With FDA nod for Lumryz, Avadel is set to Jazz up the narcolepsy market
Waking up in the middle of the night to take a pill is the onerous way patients take the world’s top-selling narcolepsy drug, Jazz Pharmaceuticals’ Xyrem.
But there finally is relief from that challenging regimen as the FDA has blessed a longer-acting, once-at-bedtime treatment. Avadel Pharmaceuticals’ Lumryz is a different formulation of the same drug (sodium oxybate) Jazz has used for its treatment for more than two decades.
The endorsement for Avadel is a major threat to its crosstown rival, also based in Dublin.
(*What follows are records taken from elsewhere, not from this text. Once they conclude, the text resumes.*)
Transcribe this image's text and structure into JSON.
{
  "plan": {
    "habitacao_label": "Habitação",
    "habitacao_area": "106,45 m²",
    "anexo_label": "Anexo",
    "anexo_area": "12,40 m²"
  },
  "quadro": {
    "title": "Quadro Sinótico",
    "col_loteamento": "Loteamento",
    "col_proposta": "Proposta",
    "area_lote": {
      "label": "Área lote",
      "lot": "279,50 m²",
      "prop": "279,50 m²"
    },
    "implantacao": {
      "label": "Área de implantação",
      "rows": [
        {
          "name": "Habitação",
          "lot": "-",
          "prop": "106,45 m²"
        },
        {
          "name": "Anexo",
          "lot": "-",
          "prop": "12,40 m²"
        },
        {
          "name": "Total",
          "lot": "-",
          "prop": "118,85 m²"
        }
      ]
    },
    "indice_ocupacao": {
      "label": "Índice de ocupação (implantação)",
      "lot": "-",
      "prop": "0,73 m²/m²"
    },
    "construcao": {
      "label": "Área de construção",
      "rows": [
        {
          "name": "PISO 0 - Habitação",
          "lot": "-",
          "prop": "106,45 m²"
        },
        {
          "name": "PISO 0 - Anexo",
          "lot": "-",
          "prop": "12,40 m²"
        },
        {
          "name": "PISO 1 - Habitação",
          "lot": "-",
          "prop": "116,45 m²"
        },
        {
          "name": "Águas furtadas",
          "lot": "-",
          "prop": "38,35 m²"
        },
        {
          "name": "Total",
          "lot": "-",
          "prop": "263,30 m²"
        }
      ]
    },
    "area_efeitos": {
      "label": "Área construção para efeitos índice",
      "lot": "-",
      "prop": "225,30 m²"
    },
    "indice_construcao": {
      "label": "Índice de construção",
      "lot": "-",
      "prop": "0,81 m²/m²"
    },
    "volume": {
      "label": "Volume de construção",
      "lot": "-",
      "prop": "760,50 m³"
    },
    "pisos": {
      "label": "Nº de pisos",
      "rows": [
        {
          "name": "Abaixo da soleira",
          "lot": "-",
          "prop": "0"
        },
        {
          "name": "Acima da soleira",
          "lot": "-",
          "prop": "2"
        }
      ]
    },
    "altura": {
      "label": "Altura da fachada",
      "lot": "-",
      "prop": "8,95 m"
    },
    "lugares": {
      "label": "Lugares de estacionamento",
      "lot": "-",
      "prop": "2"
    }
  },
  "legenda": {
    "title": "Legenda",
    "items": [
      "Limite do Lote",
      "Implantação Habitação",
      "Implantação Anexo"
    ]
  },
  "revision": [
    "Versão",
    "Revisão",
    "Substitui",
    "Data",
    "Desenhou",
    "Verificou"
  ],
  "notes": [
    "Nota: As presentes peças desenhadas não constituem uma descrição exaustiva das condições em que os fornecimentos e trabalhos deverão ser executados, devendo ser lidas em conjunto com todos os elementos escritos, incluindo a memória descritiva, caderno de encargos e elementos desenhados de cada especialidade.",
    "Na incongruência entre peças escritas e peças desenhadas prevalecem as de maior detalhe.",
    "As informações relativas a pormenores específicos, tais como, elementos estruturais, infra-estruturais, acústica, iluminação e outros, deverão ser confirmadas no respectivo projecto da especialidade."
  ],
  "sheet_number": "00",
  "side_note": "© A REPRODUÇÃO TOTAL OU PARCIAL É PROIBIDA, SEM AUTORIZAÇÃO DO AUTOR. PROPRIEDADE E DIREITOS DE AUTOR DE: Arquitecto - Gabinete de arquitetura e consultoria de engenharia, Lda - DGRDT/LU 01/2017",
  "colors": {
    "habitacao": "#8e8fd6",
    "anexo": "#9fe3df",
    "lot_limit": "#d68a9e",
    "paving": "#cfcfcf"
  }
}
Jazz raked in sales of $1.98 billion for Xyrem and its reduced-sodium follow-on Xywav last year, accounting for more than half of the company’s 2022 revenue of $3.7 billion.
With the news, Avadel's share price rose 12%.
The FDA tentatively approved Lumryz in July of last year after a phase 3 trial proved its quality, efficacy and safety. But the endorsement was contingent upon the status of a patent owned by Jazz on Xyrem.
In February, Avadel got a key win in the case as a U.S. appeals court ruled that Jazz had to delist its patent, removing it from the FDA’s Orange Book, which is a compilation of patents that cover approved drugs.
With Monday’s approval, the FDA granted Avadel seven years of orphan drug exclusivity.
“Seven years of market exclusivity, combined with our patent protection through early 2042 only enhances the potential of the longer-term growth of Lumryz in the overall narcolepsy market,” Avadel CEO Greg Divis said in a conference call.
Avadel expects the Lumryz to be available in the U.S. in four weeks. The company will price the treatment at $64.67 per gram, executives said during the call. With the highest daily dosing option at nine grams, this would put annual cost of the drug at $212,440 per year, which is comparable to what Jazz charges for Xywav.
As Avadel transitions into a commercial company, a $3 billion-plus market awaits, Divis said.
The key component of sodium oxybate is gamma-hydroxybutyrate, which was used in the 1960s to induce drowsiness during childbirth, The New York Times reports. Decades later, an illegal version of the treatment became known as the “club drug” or “date rape drug.” At lower doses it can provide euphoria and sexual arousal. At higher doses it can induce unconsciousness.
Jazz used the tight controls on the drug to create patents surrounding its safety program. One of those patents was rejected by the court earlier this year when it made its delisting order.
May 2, 2023